*DATA FOR THIS EXERCISE*
-.-.-
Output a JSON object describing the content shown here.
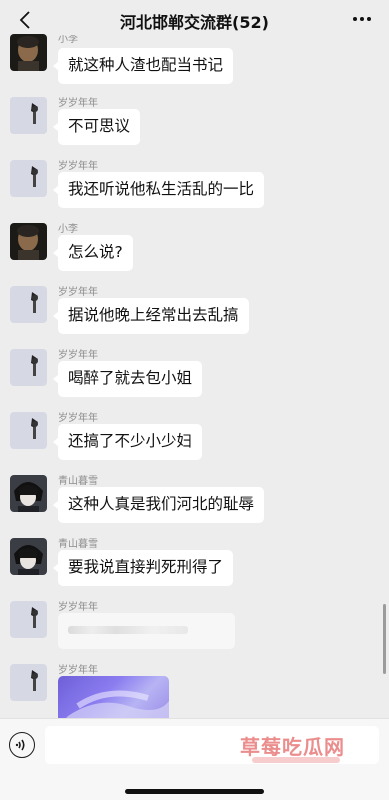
{
  "header": {
    "title": "河北邯郸交流群(52)"
  },
  "messages": [
    {
      "sender": "小李",
      "text": "就这种人渣也配当书记",
      "avatar": "dark-portrait"
    },
    {
      "sender": "岁岁年年",
      "text": "不可思议",
      "avatar": "light-figure"
    },
    {
      "sender": "岁岁年年",
      "text": "我还听说他私生活乱的一比",
      "avatar": "light-figure"
    },
    {
      "sender": "小李",
      "text": "怎么说?",
      "avatar": "dark-portrait"
    },
    {
      "sender": "岁岁年年",
      "text": "据说他晚上经常出去乱搞",
      "avatar": "light-figure"
    },
    {
      "sender": "岁岁年年",
      "text": "喝醉了就去包小姐",
      "avatar": "light-figure"
    },
    {
      "sender": "岁岁年年",
      "text": "还搞了不少小少妇",
      "avatar": "light-figure"
    },
    {
      "sender": "青山暮雪",
      "text": "这种人真是我们河北的耻辱",
      "avatar": "anime-portrait"
    },
    {
      "sender": "青山暮雪",
      "text": "要我说直接判死刑得了",
      "avatar": "anime-portrait"
    },
    {
      "sender": "岁岁年年",
      "text": "",
      "avatar": "light-figure",
      "content_type": "blurred-text"
    },
    {
      "sender": "岁岁年年",
      "text": "",
      "avatar": "light-figure",
      "content_type": "image"
    }
  ],
  "input_bar": {
    "watermark": "草莓吃瓜网"
  },
  "icons": {
    "back": "back-chevron-icon",
    "more": "more-dots-icon",
    "voice": "voice-input-icon"
  },
  "colors": {
    "background": "#ededed",
    "bubble": "#ffffff",
    "name_text": "#8e8e8e",
    "watermark": "#e87a7a"
  }
}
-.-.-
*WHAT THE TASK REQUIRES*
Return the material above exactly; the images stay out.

*RESULT*
Output a JSON object describing the content shown here.
{
  "header": {
    "title": "河北邯郸交流群(52)"
  },
  "messages": [
    {
      "sender": "小李",
      "text": "就这种人渣也配当书记",
      "avatar": "dark-portrait"
    },
    {
      "sender": "岁岁年年",
      "text": "不可思议",
      "avatar": "light-figure"
    },
    {
      "sender": "岁岁年年",
      "text": "我还听说他私生活乱的一比",
      "avatar": "light-figure"
    },
    {
      "sender": "小李",
      "text": "怎么说?",
      "avatar": "dark-portrait"
    },
    {
      "sender": "岁岁年年",
      "text": "据说他晚上经常出去乱搞",
      "avatar": "light-figure"
    },
    {
      "sender": "岁岁年年",
      "text": "喝醉了就去包小姐",
      "avatar": "light-figure"
    },
    {
      "sender": "岁岁年年",
      "text": "还搞了不少小少妇",
      "avatar": "light-figure"
    },
    {
      "sender": "青山暮雪",
      "text": "这种人真是我们河北的耻辱",
      "avatar": "anime-portrait"
    },
    {
      "sender": "青山暮雪",
      "text": "要我说直接判死刑得了",
      "avatar": "anime-portrait"
    },
    {
      "sender": "岁岁年年",
      "text": "",
      "avatar": "light-figure",
      "content_type": "blurred-text"
    },
    {
      "sender": "岁岁年年",
      "text": "",
      "avatar": "light-figure",
      "content_type": "image"
    }
  ],
  "input_bar": {
    "watermark": "草莓吃瓜网"
  },
  "icons": {
    "back": "back-chevron-icon",
    "more": "more-dots-icon",
    "voice": "voice-input-icon"
  },
  "colors": {
    "background": "#ededed",
    "bubble": "#ffffff",
    "name_text": "#8e8e8e",
    "watermark": "#e87a7a"
  }
}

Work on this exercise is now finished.